From the Paper:"Imagine that you are hired as a temporary accountant through an agency for three months. Your duties range from preparing bank reconciliations of all accounts and preparing a database of all lease agreements with the city. After three months of hard work, you received praise for the quality of your work performance from the City's accounting managers and you were even hired as part of the city's accounting pool. However, shortly after being hired the city drops a bombshell saying that they are requiring all new city employees to undergo urine screening for drugs. This is the case of Thomas Baron, who refused to submit to the City's drug test due to principle. As a result of Baron's refusal, the city revoked its decision to hire him. Baron took the City of Hollywood to court and on April 13, 2000 the court declared that the City of Hollywood policy was unconstitutional. Judge Ryskamp stated that the decision from the federal court confirmed that highly personal and humiliating urine tests of employees, without suspicion that those employees were using drugs, was unconstitutional.

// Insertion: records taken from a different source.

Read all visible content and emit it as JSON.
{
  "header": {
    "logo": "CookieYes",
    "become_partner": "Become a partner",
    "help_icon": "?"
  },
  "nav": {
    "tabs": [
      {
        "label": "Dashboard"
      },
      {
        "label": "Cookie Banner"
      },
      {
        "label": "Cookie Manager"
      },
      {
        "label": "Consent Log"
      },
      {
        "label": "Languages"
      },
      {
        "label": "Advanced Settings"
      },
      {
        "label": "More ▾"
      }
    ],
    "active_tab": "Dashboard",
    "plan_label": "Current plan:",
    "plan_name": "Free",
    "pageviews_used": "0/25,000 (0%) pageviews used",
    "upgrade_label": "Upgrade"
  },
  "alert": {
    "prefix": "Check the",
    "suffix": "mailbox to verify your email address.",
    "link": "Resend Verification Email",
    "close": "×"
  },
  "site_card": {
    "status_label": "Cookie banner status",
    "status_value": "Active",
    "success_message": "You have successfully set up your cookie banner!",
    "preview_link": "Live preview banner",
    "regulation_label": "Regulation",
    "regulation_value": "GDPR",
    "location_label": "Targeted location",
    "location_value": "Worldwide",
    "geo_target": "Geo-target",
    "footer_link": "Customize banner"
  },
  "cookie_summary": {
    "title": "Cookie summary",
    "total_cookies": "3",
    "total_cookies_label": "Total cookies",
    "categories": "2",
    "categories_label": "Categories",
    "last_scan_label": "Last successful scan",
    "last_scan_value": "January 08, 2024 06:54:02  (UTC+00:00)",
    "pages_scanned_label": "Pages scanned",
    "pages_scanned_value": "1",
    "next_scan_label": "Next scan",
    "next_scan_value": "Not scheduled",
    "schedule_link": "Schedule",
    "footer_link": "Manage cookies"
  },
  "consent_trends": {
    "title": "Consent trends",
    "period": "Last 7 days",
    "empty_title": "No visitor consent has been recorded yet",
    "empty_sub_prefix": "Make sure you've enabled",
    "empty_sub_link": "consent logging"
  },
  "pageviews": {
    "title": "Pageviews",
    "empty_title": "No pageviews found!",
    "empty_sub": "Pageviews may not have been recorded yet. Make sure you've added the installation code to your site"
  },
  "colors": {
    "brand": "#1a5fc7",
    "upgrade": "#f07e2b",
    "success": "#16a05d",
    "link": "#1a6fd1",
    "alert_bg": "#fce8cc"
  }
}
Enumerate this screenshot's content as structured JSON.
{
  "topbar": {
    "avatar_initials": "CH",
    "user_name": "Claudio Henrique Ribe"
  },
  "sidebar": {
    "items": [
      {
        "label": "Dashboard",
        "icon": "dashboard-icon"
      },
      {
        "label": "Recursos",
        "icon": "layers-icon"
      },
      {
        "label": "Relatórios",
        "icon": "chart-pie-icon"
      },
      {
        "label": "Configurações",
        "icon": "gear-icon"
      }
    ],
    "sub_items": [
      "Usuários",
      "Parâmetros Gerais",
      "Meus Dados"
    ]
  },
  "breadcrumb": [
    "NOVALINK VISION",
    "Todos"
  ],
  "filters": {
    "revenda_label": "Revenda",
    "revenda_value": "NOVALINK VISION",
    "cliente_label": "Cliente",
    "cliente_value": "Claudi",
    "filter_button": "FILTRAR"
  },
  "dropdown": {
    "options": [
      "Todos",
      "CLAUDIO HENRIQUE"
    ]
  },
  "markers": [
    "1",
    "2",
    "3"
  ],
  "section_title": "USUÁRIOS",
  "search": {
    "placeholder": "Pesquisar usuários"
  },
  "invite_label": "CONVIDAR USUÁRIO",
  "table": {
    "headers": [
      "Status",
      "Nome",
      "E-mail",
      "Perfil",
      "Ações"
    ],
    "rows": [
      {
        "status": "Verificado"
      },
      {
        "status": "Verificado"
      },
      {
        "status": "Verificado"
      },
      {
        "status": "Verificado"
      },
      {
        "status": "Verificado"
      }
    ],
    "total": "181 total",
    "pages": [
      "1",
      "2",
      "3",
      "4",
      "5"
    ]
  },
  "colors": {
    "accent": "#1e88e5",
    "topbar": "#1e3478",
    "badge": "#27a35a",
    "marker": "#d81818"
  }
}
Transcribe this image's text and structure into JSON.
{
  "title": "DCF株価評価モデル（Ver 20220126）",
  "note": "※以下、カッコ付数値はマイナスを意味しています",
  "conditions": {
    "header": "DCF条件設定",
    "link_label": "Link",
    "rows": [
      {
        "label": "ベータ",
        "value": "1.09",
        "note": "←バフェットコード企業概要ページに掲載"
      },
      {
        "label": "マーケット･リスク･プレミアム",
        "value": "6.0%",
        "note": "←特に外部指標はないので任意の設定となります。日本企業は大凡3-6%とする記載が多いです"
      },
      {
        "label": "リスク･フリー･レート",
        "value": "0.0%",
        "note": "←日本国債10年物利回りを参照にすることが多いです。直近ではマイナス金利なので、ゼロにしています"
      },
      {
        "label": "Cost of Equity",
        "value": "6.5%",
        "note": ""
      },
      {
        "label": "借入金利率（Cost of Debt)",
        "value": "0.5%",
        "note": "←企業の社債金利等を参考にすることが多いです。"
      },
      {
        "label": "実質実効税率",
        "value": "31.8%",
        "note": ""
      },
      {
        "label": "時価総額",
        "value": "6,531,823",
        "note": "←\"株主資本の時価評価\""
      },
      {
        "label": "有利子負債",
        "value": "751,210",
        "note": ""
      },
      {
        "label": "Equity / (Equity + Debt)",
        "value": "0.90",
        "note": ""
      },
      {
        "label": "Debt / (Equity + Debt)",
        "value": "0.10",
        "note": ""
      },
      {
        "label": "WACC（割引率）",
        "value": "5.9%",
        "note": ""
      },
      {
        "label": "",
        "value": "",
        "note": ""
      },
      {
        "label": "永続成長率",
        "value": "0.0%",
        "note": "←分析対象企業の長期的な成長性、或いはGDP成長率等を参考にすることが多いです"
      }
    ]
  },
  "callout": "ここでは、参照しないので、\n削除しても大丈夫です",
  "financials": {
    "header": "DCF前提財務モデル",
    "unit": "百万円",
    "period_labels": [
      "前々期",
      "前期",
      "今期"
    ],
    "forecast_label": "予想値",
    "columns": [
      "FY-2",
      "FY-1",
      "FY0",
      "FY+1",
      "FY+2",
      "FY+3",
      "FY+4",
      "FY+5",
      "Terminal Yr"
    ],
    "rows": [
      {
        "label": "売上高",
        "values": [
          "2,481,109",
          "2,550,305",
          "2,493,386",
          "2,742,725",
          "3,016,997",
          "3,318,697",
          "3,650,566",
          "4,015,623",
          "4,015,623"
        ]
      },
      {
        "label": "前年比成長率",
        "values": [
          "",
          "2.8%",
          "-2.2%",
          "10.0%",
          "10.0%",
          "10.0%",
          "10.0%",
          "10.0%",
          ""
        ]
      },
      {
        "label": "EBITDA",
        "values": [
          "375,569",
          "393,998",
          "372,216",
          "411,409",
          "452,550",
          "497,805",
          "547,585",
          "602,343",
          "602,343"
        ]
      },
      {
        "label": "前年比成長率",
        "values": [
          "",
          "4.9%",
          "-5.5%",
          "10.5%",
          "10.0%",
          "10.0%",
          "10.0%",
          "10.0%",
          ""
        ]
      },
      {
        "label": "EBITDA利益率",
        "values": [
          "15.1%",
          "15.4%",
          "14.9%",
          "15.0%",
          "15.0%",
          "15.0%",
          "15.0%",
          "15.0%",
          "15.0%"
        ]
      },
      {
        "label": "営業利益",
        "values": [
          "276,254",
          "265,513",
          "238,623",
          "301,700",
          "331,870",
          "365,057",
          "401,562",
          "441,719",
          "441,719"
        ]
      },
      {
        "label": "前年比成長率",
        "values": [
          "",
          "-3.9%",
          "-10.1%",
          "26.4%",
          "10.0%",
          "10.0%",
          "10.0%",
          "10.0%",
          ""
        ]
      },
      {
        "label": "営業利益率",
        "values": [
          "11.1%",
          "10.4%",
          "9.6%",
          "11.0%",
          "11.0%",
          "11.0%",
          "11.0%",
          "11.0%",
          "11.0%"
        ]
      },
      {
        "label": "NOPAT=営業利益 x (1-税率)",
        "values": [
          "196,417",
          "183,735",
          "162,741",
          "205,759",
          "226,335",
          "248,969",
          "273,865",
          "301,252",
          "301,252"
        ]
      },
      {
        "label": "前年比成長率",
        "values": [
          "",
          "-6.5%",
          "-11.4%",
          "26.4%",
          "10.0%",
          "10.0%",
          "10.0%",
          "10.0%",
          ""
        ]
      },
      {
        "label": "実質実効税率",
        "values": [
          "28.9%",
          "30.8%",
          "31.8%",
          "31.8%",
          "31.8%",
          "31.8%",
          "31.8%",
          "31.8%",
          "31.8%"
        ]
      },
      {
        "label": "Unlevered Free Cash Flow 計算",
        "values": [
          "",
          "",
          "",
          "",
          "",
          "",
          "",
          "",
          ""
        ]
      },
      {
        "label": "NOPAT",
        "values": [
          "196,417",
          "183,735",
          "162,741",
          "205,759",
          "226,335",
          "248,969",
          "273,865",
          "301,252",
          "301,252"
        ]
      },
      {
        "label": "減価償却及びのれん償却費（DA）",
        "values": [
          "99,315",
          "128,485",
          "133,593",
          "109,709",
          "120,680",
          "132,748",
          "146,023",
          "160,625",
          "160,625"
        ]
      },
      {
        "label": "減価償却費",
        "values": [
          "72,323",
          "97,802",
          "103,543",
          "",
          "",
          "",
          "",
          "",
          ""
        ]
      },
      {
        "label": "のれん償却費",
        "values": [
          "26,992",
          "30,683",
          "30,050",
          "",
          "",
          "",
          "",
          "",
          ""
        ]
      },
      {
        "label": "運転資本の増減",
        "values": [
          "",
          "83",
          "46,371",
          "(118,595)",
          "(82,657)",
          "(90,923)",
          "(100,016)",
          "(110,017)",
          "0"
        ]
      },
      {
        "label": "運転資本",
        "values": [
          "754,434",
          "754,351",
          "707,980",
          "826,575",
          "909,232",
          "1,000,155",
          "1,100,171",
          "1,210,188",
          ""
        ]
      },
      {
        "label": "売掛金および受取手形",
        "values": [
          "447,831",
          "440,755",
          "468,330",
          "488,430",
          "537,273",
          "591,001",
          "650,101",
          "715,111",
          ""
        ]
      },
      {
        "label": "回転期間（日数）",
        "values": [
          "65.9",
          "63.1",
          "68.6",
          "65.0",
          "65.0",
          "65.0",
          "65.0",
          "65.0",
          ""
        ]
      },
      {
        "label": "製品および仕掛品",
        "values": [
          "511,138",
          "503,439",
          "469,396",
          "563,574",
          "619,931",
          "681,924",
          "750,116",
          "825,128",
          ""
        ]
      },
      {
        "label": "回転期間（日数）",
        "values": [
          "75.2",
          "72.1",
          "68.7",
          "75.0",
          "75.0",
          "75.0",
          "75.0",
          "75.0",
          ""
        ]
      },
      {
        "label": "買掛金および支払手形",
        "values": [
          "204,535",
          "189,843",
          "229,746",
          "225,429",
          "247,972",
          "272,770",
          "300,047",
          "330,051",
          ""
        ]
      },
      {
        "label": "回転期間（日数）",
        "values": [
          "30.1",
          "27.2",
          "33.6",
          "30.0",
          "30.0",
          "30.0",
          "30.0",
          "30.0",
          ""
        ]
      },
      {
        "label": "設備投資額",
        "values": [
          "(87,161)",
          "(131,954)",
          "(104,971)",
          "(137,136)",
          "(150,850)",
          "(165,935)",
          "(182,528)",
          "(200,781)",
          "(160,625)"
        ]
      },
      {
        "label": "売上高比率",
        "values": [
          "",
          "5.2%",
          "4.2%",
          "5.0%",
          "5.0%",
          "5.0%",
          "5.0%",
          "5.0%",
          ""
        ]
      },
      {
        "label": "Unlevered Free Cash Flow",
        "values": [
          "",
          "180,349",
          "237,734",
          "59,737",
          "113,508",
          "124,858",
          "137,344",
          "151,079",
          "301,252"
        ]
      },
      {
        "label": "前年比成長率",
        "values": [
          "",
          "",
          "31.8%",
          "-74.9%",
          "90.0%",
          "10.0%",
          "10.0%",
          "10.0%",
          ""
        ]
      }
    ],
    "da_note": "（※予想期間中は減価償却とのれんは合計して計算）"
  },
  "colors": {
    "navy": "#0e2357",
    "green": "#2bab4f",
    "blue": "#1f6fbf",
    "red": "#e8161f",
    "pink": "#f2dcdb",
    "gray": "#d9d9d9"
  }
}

Since drug testing was declared unconstitutional, I believe it is obvious that all drug testing in the work force should be banned except when there is suspicion of drug use. Drug testing should also be banned because lack of proof in effectiveness, inaccurate and ineffective drug testing programs, and the cost."
Cite this Argumentative Essay:
Privacy and Drug Testing (2003, January 30) Retrieved January 21, 2021, from https://www.academon.com/argumentative-essay/privacy-and-drug-testing-9959/
"Privacy and Drug Testing" 30 January 2003. Web. 21 January. 2021. <https://www.academon.com/argumentative-essay/privacy-and-drug-testing-9959/>